Then, Miller — who hated exercising — signed up for a Slimnastics class at a community center in Lawrence.
“A few weeks into class I thought, ‘Hey I’m already in exercise mode, I might as well do a little walking and jogging,’” she said.
Not only did she lose weight, but her mood improved and she felt better.
“When I started getting fit, things just started popping into place,” she said. “My whole body functioned better.”
She then began to eat healthier. Miller said she used to eat a lot of fast food and drink soda. Now, she consumes foods that are unprocessed and unrefined.
“I do not believe that we should all eat the same thing,” she said. “We shouldn’t all be vegan. We shouldn’t all be carnivores. We should eat according to what our particular body and makeup needs to eat.”
Miller’s experience led to a master’s degree in exercise physiology and community health from Kansas University. She is a trained life coach and manages the state’s health promotion program.
She said her philosophy is: “You can live a wellness lifestyle even if you love pizza and hate Pilates. You don’t have to do what everyone else is doing.”
For Westwind, the key to a better life was in nutrition.
Using vitamins, supplements and a special diet, she was able to help her autistic daughter. So, she decided to try the remedies herself.
At age 48, Westwind eliminated dairy and gluten from her diet.
“Honestly, within two weeks, my life was turning around. I had energy, clarity, optimism — things that I had just never really experienced before.

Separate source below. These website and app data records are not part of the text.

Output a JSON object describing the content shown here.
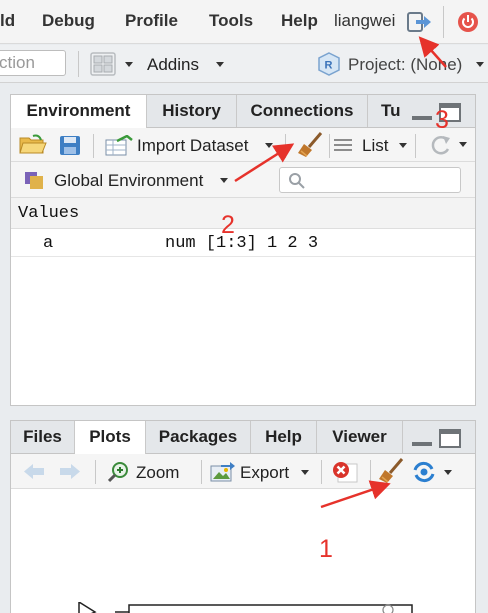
{
  "menubar": {
    "items": [
      "ld",
      "Debug",
      "Profile",
      "Tools",
      "Help"
    ],
    "user": "liangwei"
  },
  "toolbar": {
    "goto_placeholder": "ction",
    "addins_label": "Addins",
    "project_label": "Project: (None)"
  },
  "env_pane": {
    "tabs": [
      "Environment",
      "History",
      "Connections",
      "Tu"
    ],
    "import_label": "Import Dataset",
    "list_label": "List",
    "env_selector": "Global Environment",
    "section_header": "Values",
    "rows": [
      {
        "name": "a",
        "value": "num [1:3] 1 2 3"
      }
    ]
  },
  "files_pane": {
    "tabs": [
      "Files",
      "Plots",
      "Packages",
      "Help",
      "Viewer"
    ],
    "zoom_label": "Zoom",
    "export_label": "Export"
  },
  "annotations": {
    "marker_1": "1",
    "marker_2": "2",
    "marker_3": "3",
    "color": "#e6322b"
  },
  "colors": {
    "broom": "#c0772b",
    "power": "#e6534b",
    "sync": "#2b7fd0"
  }
}
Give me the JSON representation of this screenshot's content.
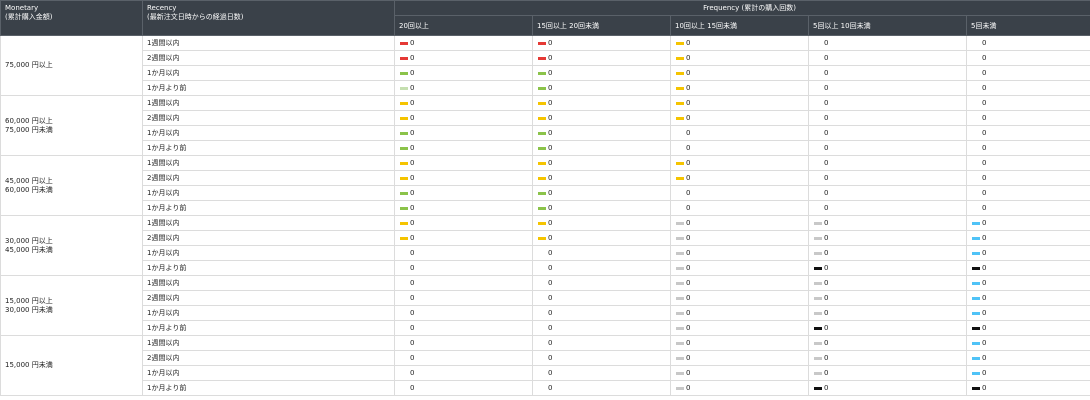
{
  "header": {
    "monetary": "Monetary",
    "monetary_sub": "(累計購入金額)",
    "recency": "Recency",
    "recency_sub": "(最新注文日時からの経過日数)",
    "frequency": "Frequency (累計の購入回数)",
    "bands": [
      "20回以上",
      "15回以上 20回未満",
      "10回以上 15回未満",
      "5回以上 10回未満",
      "5回未満"
    ]
  },
  "recency_labels": [
    "1週間以内",
    "2週間以内",
    "1か月以内",
    "1か月より前"
  ],
  "colors": {
    "red": "#e53935",
    "yellow": "#f5c400",
    "green": "#8bc34a",
    "lightgreen": "#c5dfb0",
    "grey": "#c8c8c8",
    "blue": "#4fc3f7",
    "black": "#111111"
  },
  "groups": [
    {
      "monetary": [
        "75,000 円以上"
      ],
      "rows": [
        {
          "cells": [
            {
              "v": "0",
              "c": "red"
            },
            {
              "v": "0",
              "c": "red"
            },
            {
              "v": "0",
              "c": "yellow"
            },
            {
              "v": "0",
              "c": ""
            },
            {
              "v": "0",
              "c": ""
            }
          ]
        },
        {
          "cells": [
            {
              "v": "0",
              "c": "red"
            },
            {
              "v": "0",
              "c": "red"
            },
            {
              "v": "0",
              "c": "yellow"
            },
            {
              "v": "0",
              "c": ""
            },
            {
              "v": "0",
              "c": ""
            }
          ]
        },
        {
          "cells": [
            {
              "v": "0",
              "c": "green"
            },
            {
              "v": "0",
              "c": "green"
            },
            {
              "v": "0",
              "c": "yellow"
            },
            {
              "v": "0",
              "c": ""
            },
            {
              "v": "0",
              "c": ""
            }
          ]
        },
        {
          "cells": [
            {
              "v": "0",
              "c": "lightgreen"
            },
            {
              "v": "0",
              "c": "green"
            },
            {
              "v": "0",
              "c": "yellow"
            },
            {
              "v": "0",
              "c": ""
            },
            {
              "v": "0",
              "c": ""
            }
          ]
        }
      ]
    },
    {
      "monetary": [
        "60,000 円以上",
        "75,000 円未満"
      ],
      "rows": [
        {
          "cells": [
            {
              "v": "0",
              "c": "yellow"
            },
            {
              "v": "0",
              "c": "yellow"
            },
            {
              "v": "0",
              "c": "yellow"
            },
            {
              "v": "0",
              "c": ""
            },
            {
              "v": "0",
              "c": ""
            }
          ]
        },
        {
          "cells": [
            {
              "v": "0",
              "c": "yellow"
            },
            {
              "v": "0",
              "c": "yellow"
            },
            {
              "v": "0",
              "c": "yellow"
            },
            {
              "v": "0",
              "c": ""
            },
            {
              "v": "0",
              "c": ""
            }
          ]
        },
        {
          "cells": [
            {
              "v": "0",
              "c": "green"
            },
            {
              "v": "0",
              "c": "green"
            },
            {
              "v": "0",
              "c": ""
            },
            {
              "v": "0",
              "c": ""
            },
            {
              "v": "0",
              "c": ""
            }
          ]
        },
        {
          "cells": [
            {
              "v": "0",
              "c": "green"
            },
            {
              "v": "0",
              "c": "green"
            },
            {
              "v": "0",
              "c": ""
            },
            {
              "v": "0",
              "c": ""
            },
            {
              "v": "0",
              "c": ""
            }
          ]
        }
      ]
    },
    {
      "monetary": [
        "45,000 円以上",
        "60,000 円未満"
      ],
      "rows": [
        {
          "cells": [
            {
              "v": "0",
              "c": "yellow"
            },
            {
              "v": "0",
              "c": "yellow"
            },
            {
              "v": "0",
              "c": "yellow"
            },
            {
              "v": "0",
              "c": ""
            },
            {
              "v": "0",
              "c": ""
            }
          ]
        },
        {
          "cells": [
            {
              "v": "0",
              "c": "yellow"
            },
            {
              "v": "0",
              "c": "yellow"
            },
            {
              "v": "0",
              "c": "yellow"
            },
            {
              "v": "0",
              "c": ""
            },
            {
              "v": "0",
              "c": ""
            }
          ]
        },
        {
          "cells": [
            {
              "v": "0",
              "c": "green"
            },
            {
              "v": "0",
              "c": "green"
            },
            {
              "v": "0",
              "c": ""
            },
            {
              "v": "0",
              "c": ""
            },
            {
              "v": "0",
              "c": ""
            }
          ]
        },
        {
          "cells": [
            {
              "v": "0",
              "c": "green"
            },
            {
              "v": "0",
              "c": "green"
            },
            {
              "v": "0",
              "c": ""
            },
            {
              "v": "0",
              "c": ""
            },
            {
              "v": "0",
              "c": ""
            }
          ]
        }
      ]
    },
    {
      "monetary": [
        "30,000 円以上",
        "45,000 円未満"
      ],
      "rows": [
        {
          "cells": [
            {
              "v": "0",
              "c": "yellow"
            },
            {
              "v": "0",
              "c": "yellow"
            },
            {
              "v": "0",
              "c": "grey"
            },
            {
              "v": "0",
              "c": "grey"
            },
            {
              "v": "0",
              "c": "blue"
            }
          ]
        },
        {
          "cells": [
            {
              "v": "0",
              "c": "yellow"
            },
            {
              "v": "0",
              "c": "yellow"
            },
            {
              "v": "0",
              "c": "grey"
            },
            {
              "v": "0",
              "c": "grey"
            },
            {
              "v": "0",
              "c": "blue"
            }
          ]
        },
        {
          "cells": [
            {
              "v": "0",
              "c": ""
            },
            {
              "v": "0",
              "c": ""
            },
            {
              "v": "0",
              "c": "grey"
            },
            {
              "v": "0",
              "c": "grey"
            },
            {
              "v": "0",
              "c": "blue"
            }
          ]
        },
        {
          "cells": [
            {
              "v": "0",
              "c": ""
            },
            {
              "v": "0",
              "c": ""
            },
            {
              "v": "0",
              "c": "grey"
            },
            {
              "v": "0",
              "c": "black"
            },
            {
              "v": "0",
              "c": "black"
            }
          ]
        }
      ]
    },
    {
      "monetary": [
        "15,000 円以上",
        "30,000 円未満"
      ],
      "rows": [
        {
          "cells": [
            {
              "v": "0",
              "c": ""
            },
            {
              "v": "0",
              "c": ""
            },
            {
              "v": "0",
              "c": "grey"
            },
            {
              "v": "0",
              "c": "grey"
            },
            {
              "v": "0",
              "c": "blue"
            }
          ]
        },
        {
          "cells": [
            {
              "v": "0",
              "c": ""
            },
            {
              "v": "0",
              "c": ""
            },
            {
              "v": "0",
              "c": "grey"
            },
            {
              "v": "0",
              "c": "grey"
            },
            {
              "v": "0",
              "c": "blue"
            }
          ]
        },
        {
          "cells": [
            {
              "v": "0",
              "c": ""
            },
            {
              "v": "0",
              "c": ""
            },
            {
              "v": "0",
              "c": "grey"
            },
            {
              "v": "0",
              "c": "grey"
            },
            {
              "v": "0",
              "c": "blue"
            }
          ]
        },
        {
          "cells": [
            {
              "v": "0",
              "c": ""
            },
            {
              "v": "0",
              "c": ""
            },
            {
              "v": "0",
              "c": "grey"
            },
            {
              "v": "0",
              "c": "black"
            },
            {
              "v": "0",
              "c": "black"
            }
          ]
        }
      ]
    },
    {
      "monetary": [
        "15,000 円未満"
      ],
      "rows": [
        {
          "cells": [
            {
              "v": "0",
              "c": ""
            },
            {
              "v": "0",
              "c": ""
            },
            {
              "v": "0",
              "c": "grey"
            },
            {
              "v": "0",
              "c": "grey"
            },
            {
              "v": "0",
              "c": "blue"
            }
          ]
        },
        {
          "cells": [
            {
              "v": "0",
              "c": ""
            },
            {
              "v": "0",
              "c": ""
            },
            {
              "v": "0",
              "c": "grey"
            },
            {
              "v": "0",
              "c": "grey"
            },
            {
              "v": "0",
              "c": "blue"
            }
          ]
        },
        {
          "cells": [
            {
              "v": "0",
              "c": ""
            },
            {
              "v": "0",
              "c": ""
            },
            {
              "v": "0",
              "c": "grey"
            },
            {
              "v": "0",
              "c": "grey"
            },
            {
              "v": "0",
              "c": "blue"
            }
          ]
        },
        {
          "cells": [
            {
              "v": "0",
              "c": ""
            },
            {
              "v": "0",
              "c": ""
            },
            {
              "v": "0",
              "c": "grey"
            },
            {
              "v": "0",
              "c": "black"
            },
            {
              "v": "0",
              "c": "black"
            }
          ]
        }
      ]
    }
  ]
}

“I lost 30 pounds and the main thing is just the negative patterns of thought that I had worked on in therapy for decades just really literally went away. It just stopped.”
Westwind also learned that she needed to avoid caffeine; just one cup of green tea can trigger a migraine. Now, she is migraine-free.

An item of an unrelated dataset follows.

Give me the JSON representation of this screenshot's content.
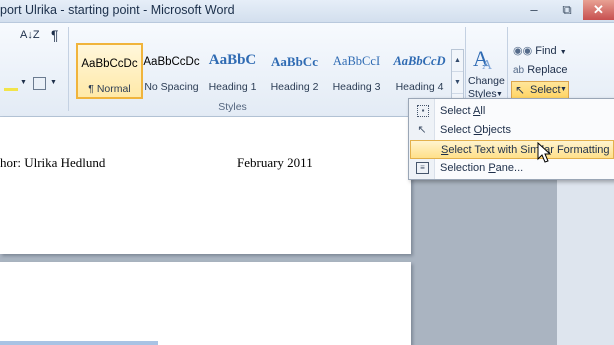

Westwind is a holistic mental health coach through the American Association of Drugless Practitioners.
For several years, she operated a private therapy practice using hypnotherapy, bodywork and transpersonal counseling. Westwind also founded the Heartland chapter of Safe Harbor International, the world’s largest clearinghouse for drug-free mental wellness resources.
“For me the real key, even though I had worked in therapy for decades, was nutrition,” she said.
Over the summer, Westwind met Miller and they immediately hit it off. They decided to start a new business — Natural Mind — that would help educate people about drug-free approaches to treating depression.
“We are both real similar in that we are just get-down-to-it-and-make-it-happen kind of people — no foot dragging,” Westwind said. “When we are on a dream, we just go for it.”
They have assembled an 18-member advisory board that includes psychologists and nationally recognized experts in holistic care. Among the members are Stephen Ilardi, author of “The Depression Cure”; Hyla Cass, author of “Supplement Your Prescription: What Your Doctor Doesn’t Know About Nutrition”; and Dan Stradford, founder of Safe Harbor International.
“We haven’t had any obstacles since we started this,” Westwind said. “It’s like it has been blessed. I am not kidding — everyone seems to want this.”
Natural Mind is offering a free program, “Newly Discovered Roots of Depression and Anxiety,” for the community. It will be from 7 p.m. to 9 p.m. Jan. 11 at Unity Church of Lawrence, 900 Madeline.
During the program, Westwind and Miller will share their stories in hopes of helping someone else.
“Almost anyone nowadays knows someone who’s got an anxiety disorder or depression,” Westwind said. “We are coaches, so we just want to provide education — not treatment. We want to help people make a plan.”